College students of prior pandemics know first-hand that that’s essential. Nancy Okay. Bristow, the chair of the School of Puget Sound’s historic previous division and author of American Pandemic: The Misplaced Worlds of the 1918 Influenza Epidemic, began her evaluation throughout the hopes of understanding the experiences of her working-class great-grandparents in Pittsburgh. Nevertheless discovering particulars about poorer Folks, least of all people who wielded even a lot much less social power, was a giant downside. “And never utilizing a substantive and sustained effort to collect the tales and experiences of people from the widest range of communities, we hazard silencing these distant from political, monetary, and cultural power, the very people whose tales we most wish to hearken to,” she says.
J. Alexander Navarro, the assistant director of the School of Michigan’s Center for the Historic previous of Medicine, agrees. He’s spent years researching influenza epidemics and typically finds the paperwork at his disposal lacking. “Archives usually collect the provides of additional ‘important’ people,” he says. “Due to this, we’re missing a trove of very rich—if not sad—tales about how regularly people lived by the use of the  pandemic.”
The Austin Historic previous Center created its neighborhood archive program to fill out these types of gaps in its collections, plenty of which privilege white historic previous. Since 2000, the city has actively sought out nonwhite archivists to assemble trusting relationships with its communities of coloration and facilitate the preservation of their tales. Recently, as an example, the center has positioned on reveals highlighting Austin’s first Chinese language language households and footage from the Villager Newspaper, the city’s longest-running Black neighborhood paper. “I acquired into this work because of I contemplate archives and several types of memory-keeping could also be vital areas for therapeutic all through events of trauma,” Khan says. “Notably for people of coloration there’s one factor very extremely efficient throughout the act of being able to share your story in your private phrases.” Nonetheless, this spring and summer season season have underscored the gaps throughout the Historic previous Center’s suppliers. Making an attempt on the COVID-19 provides collected up to now, “there are silences, significantly from our fully completely different Black, brown, and completely different communities of coloration,” she notes. “We’ve far more work to do.”
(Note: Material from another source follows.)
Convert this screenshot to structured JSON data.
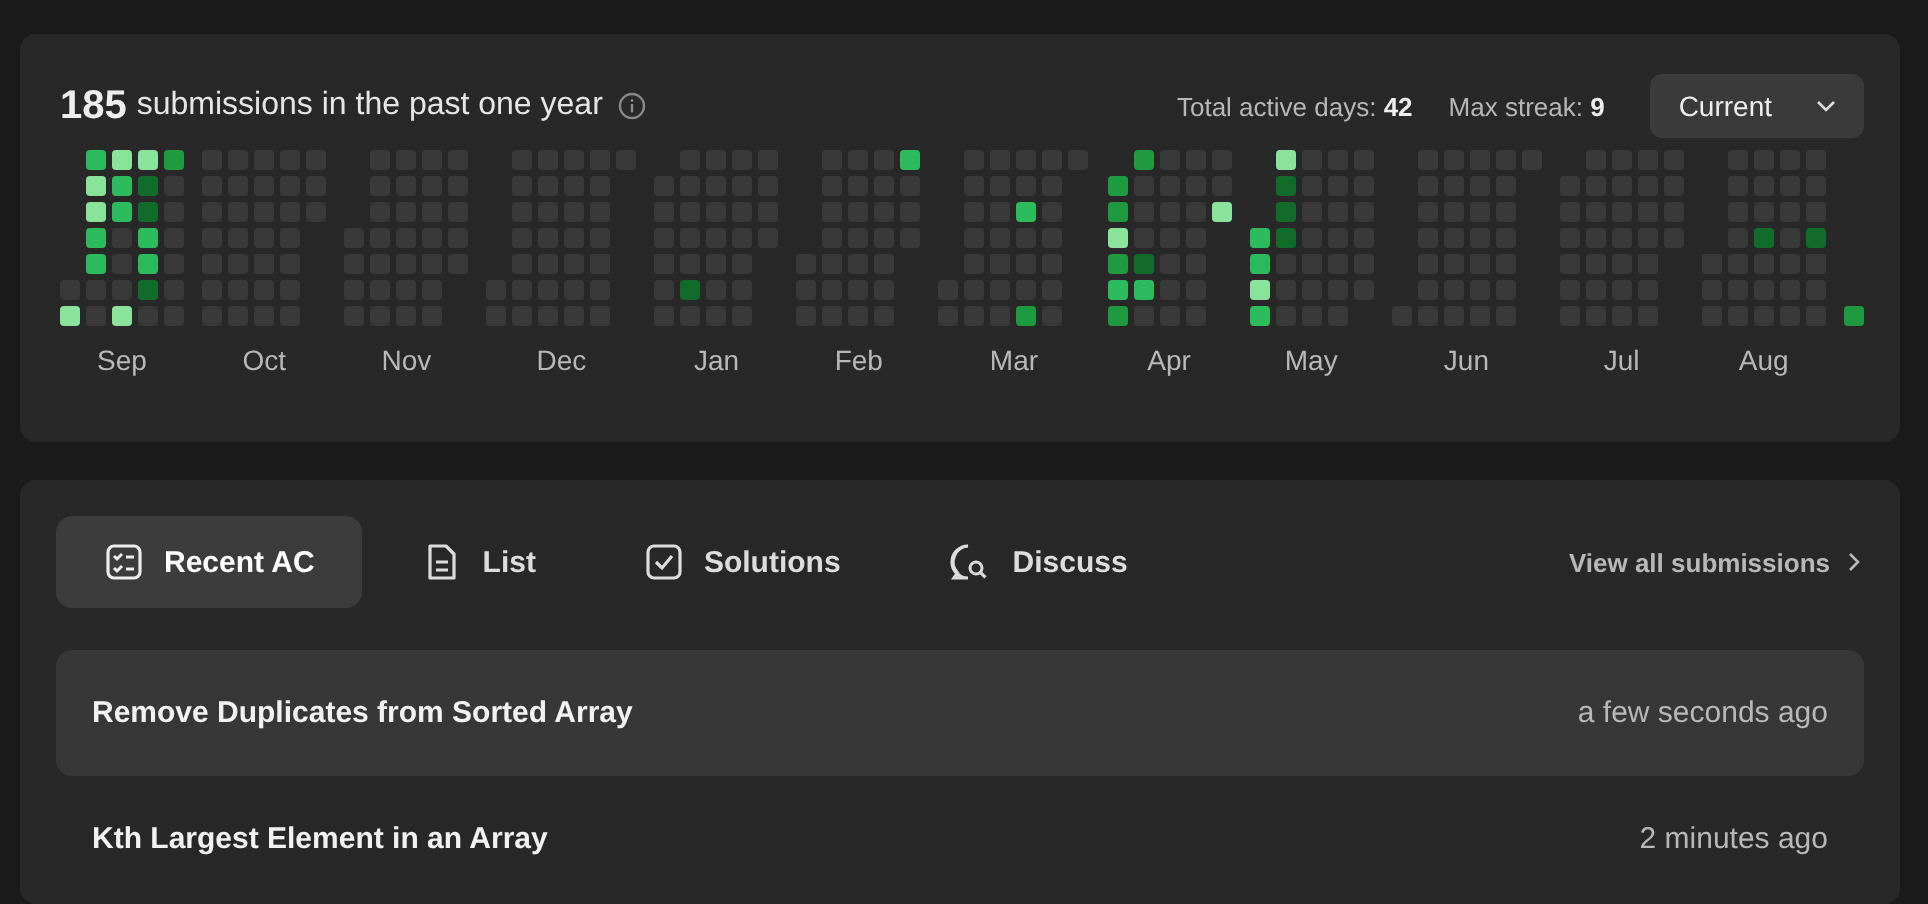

All through a yr when people are figuring points out day-to-day beneath the easiest of circumstances, it might be troublesome to wrap your head spherical one thing that seems ahead, least of all a mission meant to help people throughout the distant future understand what’s happening throughout the present. Nevertheless archivists know that that’s exactly why this has to start out out now. Lastly this pandemic will end, and these archives will get organized. Historic previous amenities will create digital reveals and bodily reveals. And eventually, when historians, kids engaged on school duties, or anyone who’s curious must be taught additional about what it was favor to dwell in, say, Austin in 2020, they’ll be succesful to see for themselves. Footage of the boarded-up bars on Sixth Avenue, recollections of braving the hospital and the grocery retailer, indicators made to protest exterior the Austin Police Division, and, positive, bottles of Purell will all be there to help them write a richer, additional full draft of historic previous.
This story first appeared on wired.com.